  1. Eoin OBolguidhir says:

    How lovely and dense and worthy of contemplation! Although the use of the adpositions as modifiying place more than direction, as they seem to be used in the Collect, one is reminded also of the Fáeda Fíada/Lorica of St. Patrick.

  2. David says:

    The “praeveniat” . . . “sequatur” pair clinches it that this Collect is the root source of, and finds its most beautiful English version in, one of the Collects included in the Book of Common Prayer among those that may conclude Matins or Evensong. (Choirs I have led or sung in have said this together before going in to sing to the Lord.).

    “Prevent us, O Lord, in all our doings, with thy most gracious favor, and further us with thy continual help; that in all our works, begun, continued, and ended in thee, we may glorify thy holy Name, and finally, by thy mercy, may obtain everlasting life; through Jesus Christ our Lord. Amen.”

    Here “prevent” has the old meaning of “go before,” almost “make a way for.” (Later versions say “Direct”, but that is less satisfactory.) And the old sense of “further” almost says “push us forward gently from behind,” or “put the wind at our backs” [cf. the breath of Aslan in Narnia . . . and could that give “pre-vent” an image of the Wind of Pentecost blowing things out of our way?]

  3. Semper Gumby says:

    Thank you Fr. Z and commenters, inspiring WDTPRS.

    “Our good works have merit for heaven because God inspires them, informs them, and completes them through us, His knowing, willing, and loving servants.
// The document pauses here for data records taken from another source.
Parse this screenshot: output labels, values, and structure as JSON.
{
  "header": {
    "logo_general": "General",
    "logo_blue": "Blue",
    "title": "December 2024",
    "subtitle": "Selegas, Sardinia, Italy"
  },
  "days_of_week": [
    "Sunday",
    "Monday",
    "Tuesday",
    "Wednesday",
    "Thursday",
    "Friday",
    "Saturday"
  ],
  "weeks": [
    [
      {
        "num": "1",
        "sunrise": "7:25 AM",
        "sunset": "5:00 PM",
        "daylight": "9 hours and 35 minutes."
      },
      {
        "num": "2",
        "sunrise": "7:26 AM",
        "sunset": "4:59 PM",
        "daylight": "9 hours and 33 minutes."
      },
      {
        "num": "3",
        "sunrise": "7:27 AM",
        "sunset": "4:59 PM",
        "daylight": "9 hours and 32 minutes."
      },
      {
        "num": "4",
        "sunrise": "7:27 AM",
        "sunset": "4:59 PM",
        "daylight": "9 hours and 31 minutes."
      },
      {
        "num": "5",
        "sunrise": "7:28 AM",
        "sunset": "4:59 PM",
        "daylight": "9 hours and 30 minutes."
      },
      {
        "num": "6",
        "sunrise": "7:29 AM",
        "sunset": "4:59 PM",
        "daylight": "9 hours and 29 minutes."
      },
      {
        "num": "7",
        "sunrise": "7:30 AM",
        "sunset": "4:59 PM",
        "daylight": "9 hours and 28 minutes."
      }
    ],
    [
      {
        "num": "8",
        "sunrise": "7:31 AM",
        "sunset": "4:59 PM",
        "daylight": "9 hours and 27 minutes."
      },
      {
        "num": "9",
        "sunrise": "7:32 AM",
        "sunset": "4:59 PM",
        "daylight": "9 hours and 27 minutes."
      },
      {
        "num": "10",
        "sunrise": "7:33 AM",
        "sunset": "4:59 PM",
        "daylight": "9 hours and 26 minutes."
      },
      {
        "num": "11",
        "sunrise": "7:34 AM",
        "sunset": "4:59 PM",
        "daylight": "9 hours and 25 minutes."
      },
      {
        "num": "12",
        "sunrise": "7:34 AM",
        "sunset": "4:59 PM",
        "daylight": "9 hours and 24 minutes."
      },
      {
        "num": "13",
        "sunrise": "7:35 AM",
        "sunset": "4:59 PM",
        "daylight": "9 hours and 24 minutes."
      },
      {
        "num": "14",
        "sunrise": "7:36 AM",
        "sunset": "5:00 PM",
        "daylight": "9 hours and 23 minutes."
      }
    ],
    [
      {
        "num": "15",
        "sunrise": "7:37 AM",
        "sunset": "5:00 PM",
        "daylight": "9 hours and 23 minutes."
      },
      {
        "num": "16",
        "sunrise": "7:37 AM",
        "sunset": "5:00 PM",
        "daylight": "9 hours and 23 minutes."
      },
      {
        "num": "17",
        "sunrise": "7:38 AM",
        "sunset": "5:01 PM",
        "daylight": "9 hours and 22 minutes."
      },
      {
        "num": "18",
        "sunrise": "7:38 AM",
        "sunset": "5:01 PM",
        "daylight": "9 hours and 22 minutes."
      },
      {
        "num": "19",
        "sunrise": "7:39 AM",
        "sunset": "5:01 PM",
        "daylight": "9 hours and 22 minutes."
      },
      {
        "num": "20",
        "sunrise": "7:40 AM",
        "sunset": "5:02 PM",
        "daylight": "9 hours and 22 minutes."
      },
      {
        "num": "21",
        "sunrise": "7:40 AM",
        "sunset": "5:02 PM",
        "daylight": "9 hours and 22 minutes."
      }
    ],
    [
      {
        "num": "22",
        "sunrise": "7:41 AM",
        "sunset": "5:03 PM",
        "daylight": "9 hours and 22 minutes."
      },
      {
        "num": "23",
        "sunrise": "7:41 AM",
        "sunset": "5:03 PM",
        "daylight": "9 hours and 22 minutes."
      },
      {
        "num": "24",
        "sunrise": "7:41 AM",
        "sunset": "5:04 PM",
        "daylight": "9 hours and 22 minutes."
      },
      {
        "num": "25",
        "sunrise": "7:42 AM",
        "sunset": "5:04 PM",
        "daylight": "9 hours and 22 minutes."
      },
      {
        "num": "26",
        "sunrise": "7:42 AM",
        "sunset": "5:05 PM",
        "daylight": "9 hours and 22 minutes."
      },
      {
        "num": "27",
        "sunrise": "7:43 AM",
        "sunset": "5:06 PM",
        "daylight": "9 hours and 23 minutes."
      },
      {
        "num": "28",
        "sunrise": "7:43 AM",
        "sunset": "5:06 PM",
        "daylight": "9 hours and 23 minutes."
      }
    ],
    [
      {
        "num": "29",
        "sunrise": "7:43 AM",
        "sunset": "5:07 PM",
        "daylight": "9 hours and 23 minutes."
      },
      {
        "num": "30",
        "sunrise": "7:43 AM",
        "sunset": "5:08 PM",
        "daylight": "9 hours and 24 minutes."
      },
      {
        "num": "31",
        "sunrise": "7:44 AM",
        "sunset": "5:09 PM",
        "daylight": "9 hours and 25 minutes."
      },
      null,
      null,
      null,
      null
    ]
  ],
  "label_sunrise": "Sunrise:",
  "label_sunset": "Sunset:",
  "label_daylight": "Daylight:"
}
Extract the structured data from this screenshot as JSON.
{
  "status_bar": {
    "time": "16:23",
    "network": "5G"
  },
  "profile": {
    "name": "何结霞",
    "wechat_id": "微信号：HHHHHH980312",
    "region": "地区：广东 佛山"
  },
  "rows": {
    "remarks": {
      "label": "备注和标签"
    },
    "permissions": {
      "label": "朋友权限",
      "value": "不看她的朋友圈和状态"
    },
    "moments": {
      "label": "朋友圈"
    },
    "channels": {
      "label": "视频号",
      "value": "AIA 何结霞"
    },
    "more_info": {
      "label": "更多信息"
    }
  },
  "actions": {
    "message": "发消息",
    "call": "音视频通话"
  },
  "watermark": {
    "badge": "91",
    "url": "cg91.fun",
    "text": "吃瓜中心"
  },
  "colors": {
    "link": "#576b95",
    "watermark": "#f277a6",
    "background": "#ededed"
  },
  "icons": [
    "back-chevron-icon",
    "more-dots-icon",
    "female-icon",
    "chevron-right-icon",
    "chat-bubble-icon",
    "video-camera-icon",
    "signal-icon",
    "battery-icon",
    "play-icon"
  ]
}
    “The deeds and their merits are ultimately God’s but, because we cooperate and because He loves us, they are also truly ours.”

    Interesting observation about the Lorica of St. Patrick.